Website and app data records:
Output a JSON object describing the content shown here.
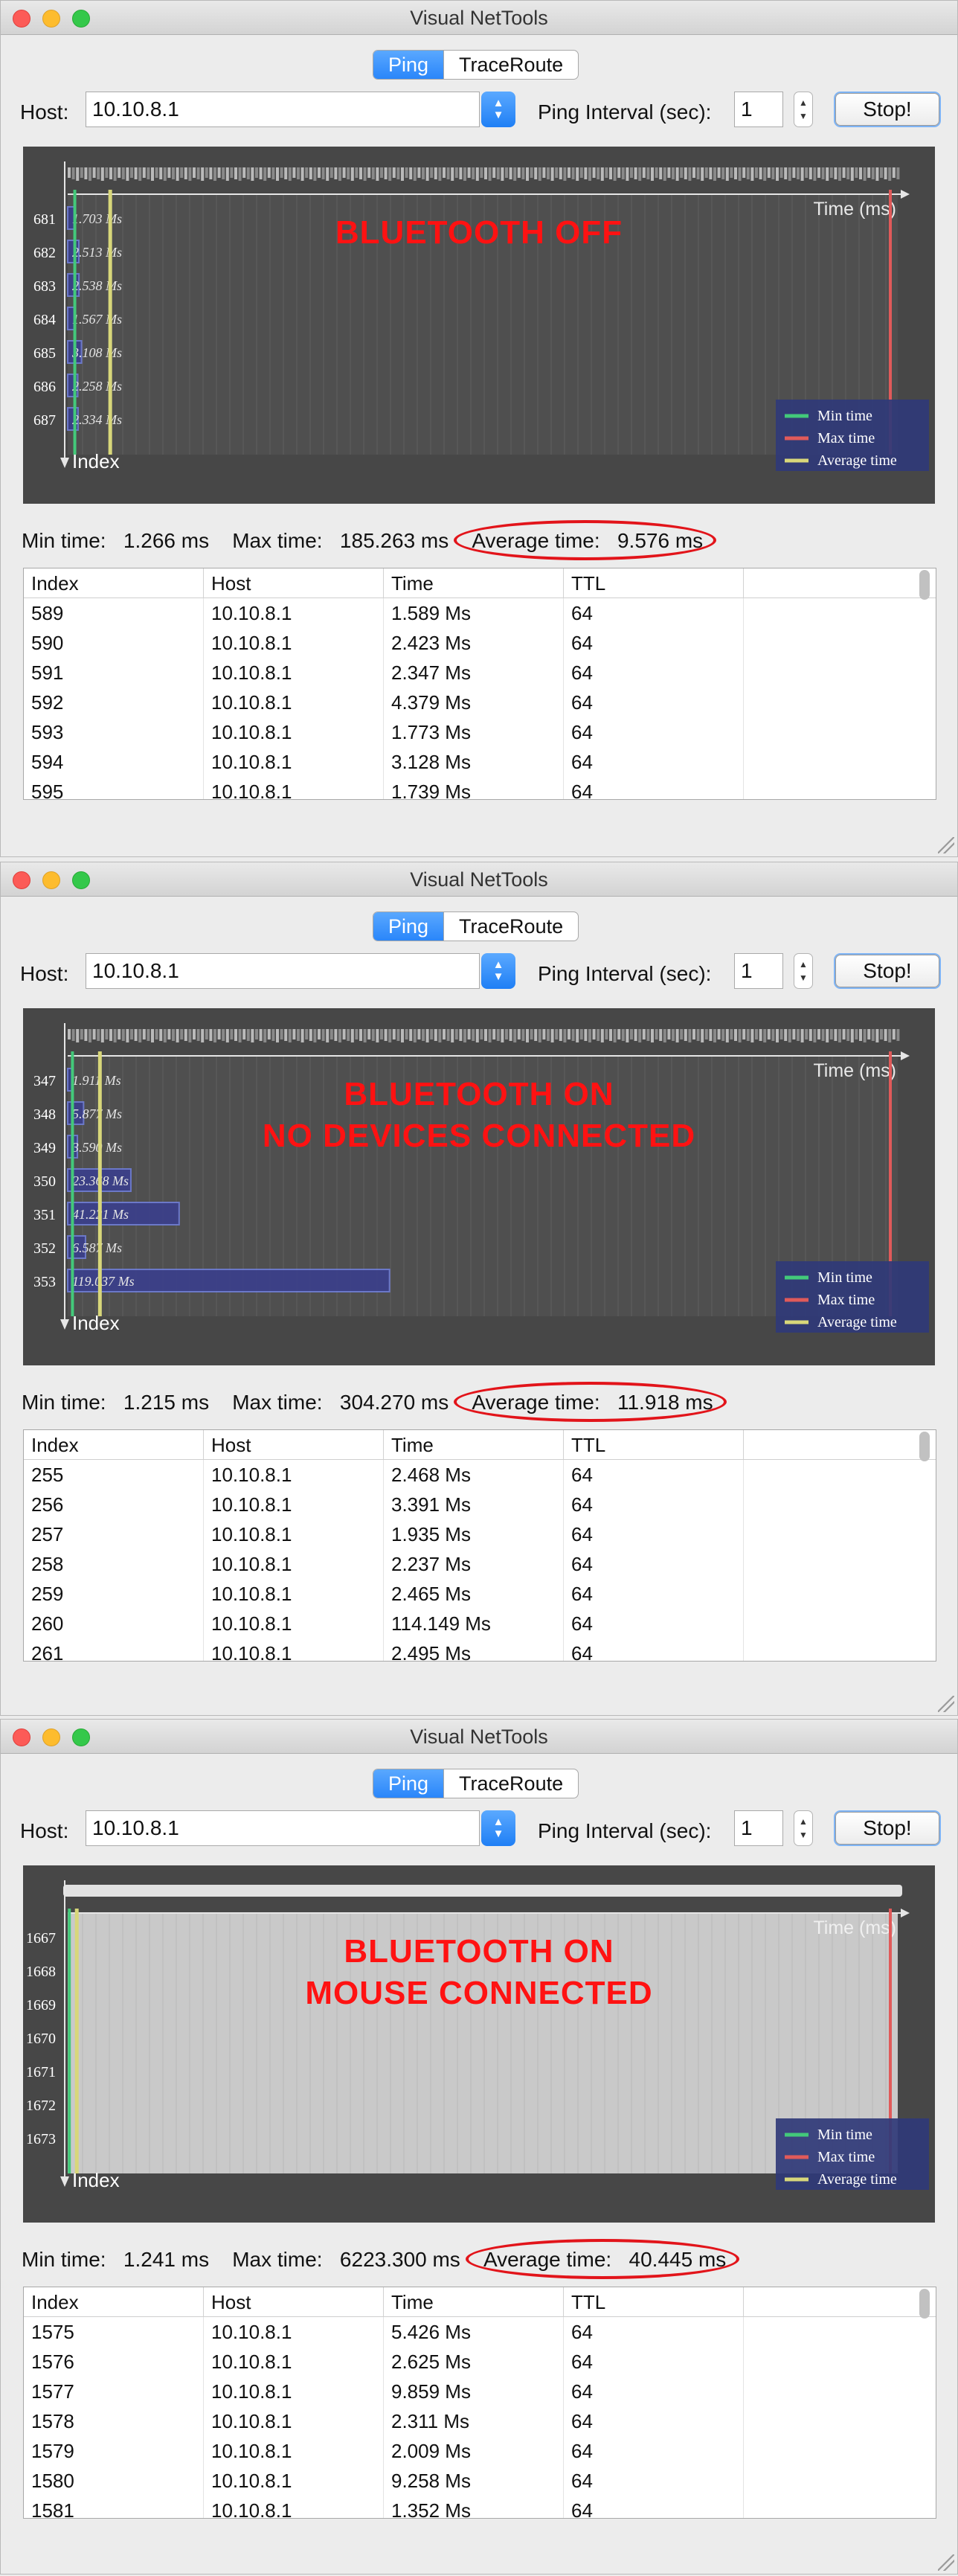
{
  "windows": [
    {
      "title": "Visual NetTools",
      "tabs": [
        "Ping",
        "TraceRoute"
      ],
      "host_label": "Host:",
      "host_value": "10.10.8.1",
      "interval_label": "Ping Interval (sec):",
      "interval_value": "1",
      "stop_label": "Stop!",
      "overlay_lines": [
        "BLUETOOTH OFF"
      ],
      "stats": {
        "min_label": "Min time:",
        "min_value": "1.266 ms",
        "max_label": "Max time:",
        "max_value": "185.263 ms",
        "avg_label": "Average time:",
        "avg_value": "9.576 ms"
      },
      "chart_data": {
        "type": "bar",
        "orientation": "horizontal",
        "x_label": "Time (ms)",
        "y_label": "Index",
        "categories": [
          "681",
          "682",
          "683",
          "684",
          "685",
          "686",
          "687"
        ],
        "series": [
          {
            "values": [
              1.703,
              2.513,
              2.538,
              1.567,
              3.108,
              2.258,
              2.334
            ]
          }
        ],
        "data_labels": [
          "1.703 Ms",
          "2.513 Ms",
          "2.538 Ms",
          "1.567 Ms",
          "3.108 Ms",
          "2.258 Ms",
          "2.334 Ms"
        ],
        "reference_lines": {
          "min": 1.266,
          "max": 185.263,
          "average": 9.576
        },
        "legend": {
          "position": "bottom-right",
          "entries": [
            "Min time",
            "Max time",
            "Average time"
          ]
        },
        "colors": {
          "min": "#43c97a",
          "max": "#e05a5a",
          "average": "#d8d77a",
          "bar_fill": "#3b3f8c",
          "bar_stroke": "#6f7dd6"
        },
        "grid": true
      },
      "table": {
        "headers": [
          "Index",
          "Host",
          "Time",
          "TTL",
          ""
        ],
        "rows": [
          [
            "589",
            "10.10.8.1",
            "1.589 Ms",
            "64",
            ""
          ],
          [
            "590",
            "10.10.8.1",
            "2.423 Ms",
            "64",
            ""
          ],
          [
            "591",
            "10.10.8.1",
            "2.347 Ms",
            "64",
            ""
          ],
          [
            "592",
            "10.10.8.1",
            "4.379 Ms",
            "64",
            ""
          ],
          [
            "593",
            "10.10.8.1",
            "1.773 Ms",
            "64",
            ""
          ],
          [
            "594",
            "10.10.8.1",
            "3.128 Ms",
            "64",
            ""
          ],
          [
            "595",
            "10.10.8.1",
            "1.739 Ms",
            "64",
            ""
          ]
        ]
      }
    },
    {
      "title": "Visual NetTools",
      "tabs": [
        "Ping",
        "TraceRoute"
      ],
      "host_label": "Host:",
      "host_value": "10.10.8.1",
      "interval_label": "Ping Interval (sec):",
      "interval_value": "1",
      "stop_label": "Stop!",
      "overlay_lines": [
        "BLUETOOTH ON",
        "NO DEVICES CONNECTED"
      ],
      "stats": {
        "min_label": "Min time:",
        "min_value": "1.215 ms",
        "max_label": "Max time:",
        "max_value": "304.270 ms",
        "avg_label": "Average time:",
        "avg_value": "11.918 ms"
      },
      "chart_data": {
        "type": "bar",
        "orientation": "horizontal",
        "x_label": "Time (ms)",
        "y_label": "Index",
        "categories": [
          "347",
          "348",
          "349",
          "350",
          "351",
          "352",
          "353"
        ],
        "series": [
          {
            "values": [
              1.911,
              5.877,
              3.59,
              23.368,
              41.221,
              6.587,
              119.037
            ]
          }
        ],
        "data_labels": [
          "1.911 Ms",
          "5.877 Ms",
          "3.590 Ms",
          "23.368 Ms",
          "41.221 Ms",
          "6.587 Ms",
          "119.037 Ms"
        ],
        "reference_lines": {
          "min": 1.215,
          "max": 304.27,
          "average": 11.918
        },
        "legend": {
          "position": "bottom-right",
          "entries": [
            "Min time",
            "Max time",
            "Average time"
          ]
        },
        "colors": {
          "min": "#43c97a",
          "max": "#e05a5a",
          "average": "#d8d77a",
          "bar_fill": "#3b3f8c",
          "bar_stroke": "#6f7dd6"
        },
        "grid": true
      },
      "table": {
        "headers": [
          "Index",
          "Host",
          "Time",
          "TTL",
          ""
        ],
        "rows": [
          [
            "255",
            "10.10.8.1",
            "2.468 Ms",
            "64",
            ""
          ],
          [
            "256",
            "10.10.8.1",
            "3.391 Ms",
            "64",
            ""
          ],
          [
            "257",
            "10.10.8.1",
            "1.935 Ms",
            "64",
            ""
          ],
          [
            "258",
            "10.10.8.1",
            "2.237 Ms",
            "64",
            ""
          ],
          [
            "259",
            "10.10.8.1",
            "2.465 Ms",
            "64",
            ""
          ],
          [
            "260",
            "10.10.8.1",
            "114.149 Ms",
            "64",
            ""
          ],
          [
            "261",
            "10.10.8.1",
            "2.495 Ms",
            "64",
            ""
          ]
        ]
      }
    },
    {
      "title": "Visual NetTools",
      "tabs": [
        "Ping",
        "TraceRoute"
      ],
      "host_label": "Host:",
      "host_value": "10.10.8.1",
      "interval_label": "Ping Interval (sec):",
      "interval_value": "1",
      "stop_label": "Stop!",
      "overlay_lines": [
        "BLUETOOTH ON",
        "MOUSE CONNECTED"
      ],
      "stats": {
        "min_label": "Min time:",
        "min_value": "1.241 ms",
        "max_label": "Max time:",
        "max_value": "6223.300 ms",
        "avg_label": "Average time:",
        "avg_value": "40.445 ms"
      },
      "chart_data": {
        "type": "bar",
        "orientation": "horizontal",
        "x_label": "Time (ms)",
        "y_label": "Index",
        "categories": [
          "1667",
          "1668",
          "1669",
          "1670",
          "1671",
          "1672",
          "1673"
        ],
        "series": [
          {
            "values": []
          }
        ],
        "data_labels": [],
        "reference_lines": {
          "min": 1.241,
          "max": 6223.3,
          "average": 40.445
        },
        "legend": {
          "position": "bottom-right",
          "entries": [
            "Min time",
            "Max time",
            "Average time"
          ]
        },
        "colors": {
          "min": "#43c97a",
          "max": "#e05a5a",
          "average": "#d8d77a",
          "bar_fill": "#3b3f8c",
          "bar_stroke": "#6f7dd6",
          "saturated_area": "#c9c9c9"
        },
        "grid": true
      },
      "table": {
        "headers": [
          "Index",
          "Host",
          "Time",
          "TTL",
          ""
        ],
        "rows": [
          [
            "1575",
            "10.10.8.1",
            "5.426 Ms",
            "64",
            ""
          ],
          [
            "1576",
            "10.10.8.1",
            "2.625 Ms",
            "64",
            ""
          ],
          [
            "1577",
            "10.10.8.1",
            "9.859 Ms",
            "64",
            ""
          ],
          [
            "1578",
            "10.10.8.1",
            "2.311 Ms",
            "64",
            ""
          ],
          [
            "1579",
            "10.10.8.1",
            "2.009 Ms",
            "64",
            ""
          ],
          [
            "1580",
            "10.10.8.1",
            "9.258 Ms",
            "64",
            ""
          ],
          [
            "1581",
            "10.10.8.1",
            "1.352 Ms",
            "64",
            ""
          ]
        ]
      }
    }
  ]
}
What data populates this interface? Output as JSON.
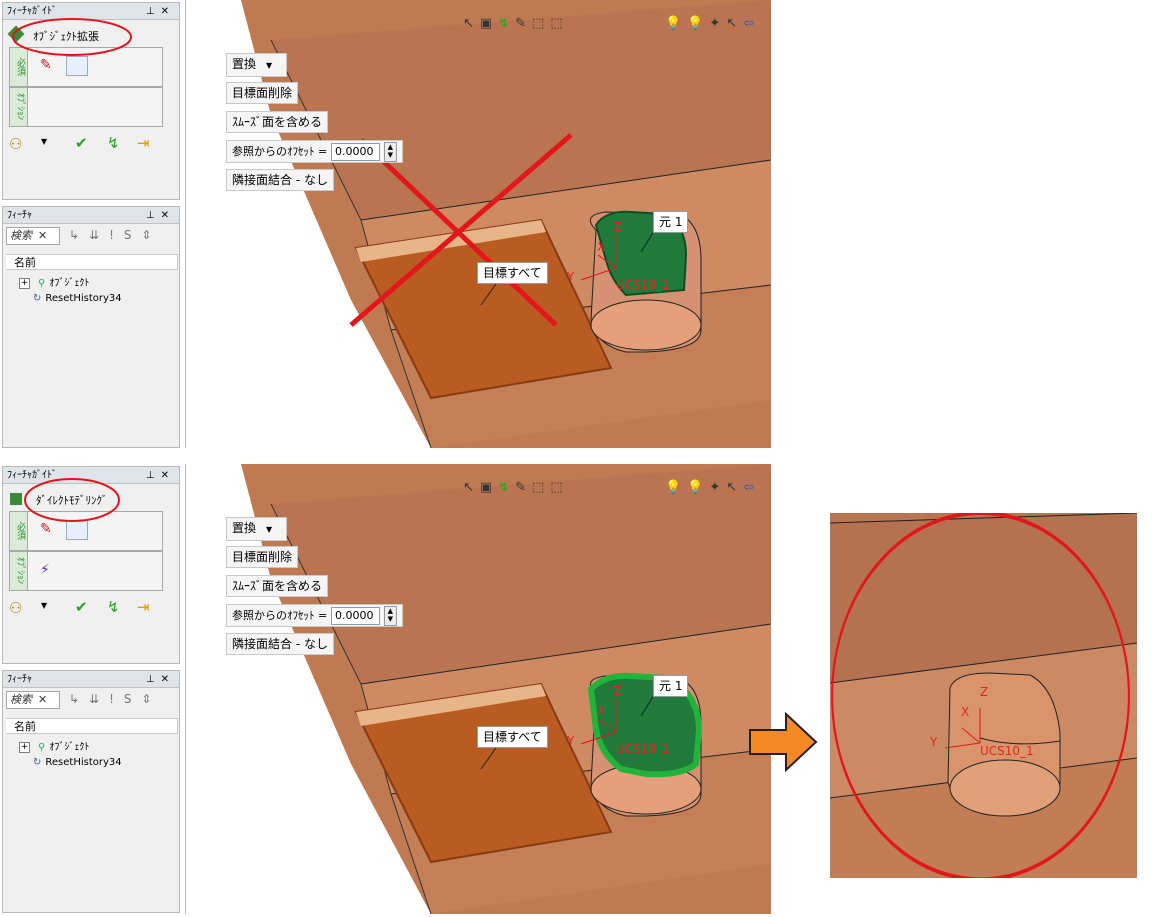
{
  "top": {
    "guide_panel": {
      "title": "ﾌｨｰﾁｬｶﾞｲﾄﾞ",
      "mode": "ｵﾌﾞｼﾞｪｸﾄ拡張",
      "required_tab": "必須",
      "option_tab": "ｵﾌﾟｼｮﾝ"
    },
    "feature_panel": {
      "title": "ﾌｨｰﾁｬ",
      "search_placeholder": "検索",
      "column_header": "名前",
      "tree": [
        "ｵﾌﾞｼﾞｪｸﾄ",
        "ResetHistory34"
      ]
    },
    "options": {
      "replace": "置換",
      "delete_target": "目標面削除",
      "include_smooth": "ｽﾑｰｽﾞ面を含める",
      "offset_label": "参照からのｵﾌｾｯﾄ =",
      "offset_value": "0.0000",
      "adjacent_merge": "隣接面結合 - なし"
    },
    "labels": {
      "source": "元 1",
      "target": "目標すべて",
      "ucs": "UCS10_1"
    }
  },
  "bottom": {
    "guide_panel": {
      "title": "ﾌｨｰﾁｬｶﾞｲﾄﾞ",
      "mode": "ﾀﾞｲﾚｸﾄﾓﾃﾞﾘﾝｸﾞ",
      "required_tab": "必須",
      "option_tab": "ｵﾌﾟｼｮﾝ"
    },
    "feature_panel": {
      "title": "ﾌｨｰﾁｬ",
      "search_placeholder": "検索",
      "column_header": "名前",
      "tree": [
        "ｵﾌﾞｼﾞｪｸﾄ",
        "ResetHistory34"
      ]
    },
    "options": {
      "replace": "置換",
      "delete_target": "目標面削除",
      "include_smooth": "ｽﾑｰｽﾞ面を含める",
      "offset_label": "参照からのｵﾌｾｯﾄ =",
      "offset_value": "0.0000",
      "adjacent_merge": "隣接面結合 - なし"
    },
    "labels": {
      "source": "元 1",
      "target": "目標すべて",
      "ucs": "UCS10_1"
    }
  },
  "result": {
    "axis_z": "Z",
    "axis_x": "X",
    "axis_y": "Y",
    "ucs": "UCS10_1"
  },
  "colors": {
    "model": "#c77d55",
    "model_dark": "#a95e34",
    "selection_green": "#1f7a3c",
    "highlight_red": "#e3161b",
    "arrow_orange": "#f58a24"
  },
  "icons": {
    "axis_x": "X",
    "axis_y": "Y",
    "axis_z": "Z",
    "pin": "⊥",
    "close": "✕",
    "check": "✔",
    "dropdown": "▼",
    "arrow_right": "➔"
  }
}
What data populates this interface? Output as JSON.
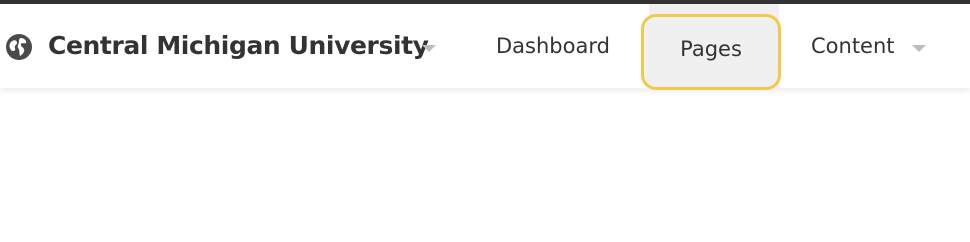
{
  "site": {
    "name": "Central Michigan University",
    "icon": "globe-icon"
  },
  "nav": {
    "dashboard_label": "Dashboard",
    "pages_label": "Pages",
    "content_label": "Content"
  },
  "colors": {
    "top_border": "#333333",
    "focus_ring": "#f2c94c",
    "active_bg": "#f0f0f0",
    "text": "#333333",
    "caret": "#bdbdbd"
  }
}
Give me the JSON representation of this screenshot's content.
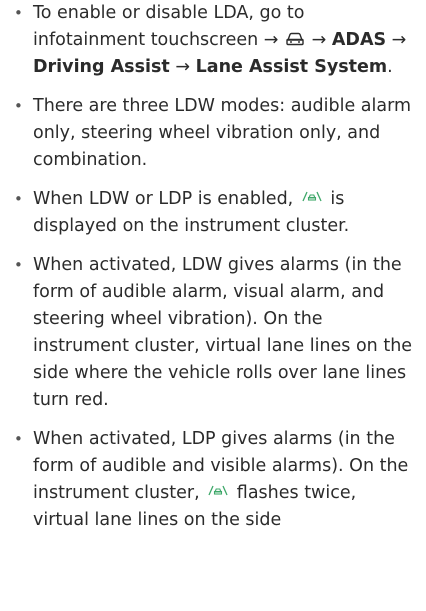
{
  "bullet_glyph": "•",
  "items": [
    {
      "pre": "To enable or disable LDA, go to infotainment touchscreen →",
      "arrow1": "→",
      "path1": "ADAS",
      "arrow2": "→",
      "path2": "Driving Assist",
      "arrow3": "→",
      "path3": "Lane Assist System",
      "end": "."
    },
    {
      "text": "There are three LDW modes: audible alarm only, steering wheel vibration only, and combination."
    },
    {
      "pre": "When LDW or LDP is enabled,",
      "post": "is displayed on the instrument cluster."
    },
    {
      "text": "When activated, LDW gives alarms (in the form of audible alarm, visual alarm, and steering wheel vibration). On the instrument cluster, virtual lane lines on the side where the vehicle rolls over lane lines turn red."
    },
    {
      "pre": "When activated, LDP gives alarms (in the form of audible and visible alarms). On the instrument cluster,",
      "post": "flashes twice, virtual lane lines on the side"
    }
  ],
  "icons": {
    "car": "car-settings-icon",
    "lane": "lane-assist-icon",
    "lane_color": "#3fa86a"
  }
}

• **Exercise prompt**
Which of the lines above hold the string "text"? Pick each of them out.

• **Your solution**
    "text": "#333333",
      "text": "There are three LDW modes: audible alarm only, steering wheel vibration only, and combination."
      "text": "When activated, LDW gives alarms (in the form of audible alarm, visual alarm, and steering wheel vibration). On the instrument cluster, virtual lane lines on the side where the vehicle rolls over lane lines turn red."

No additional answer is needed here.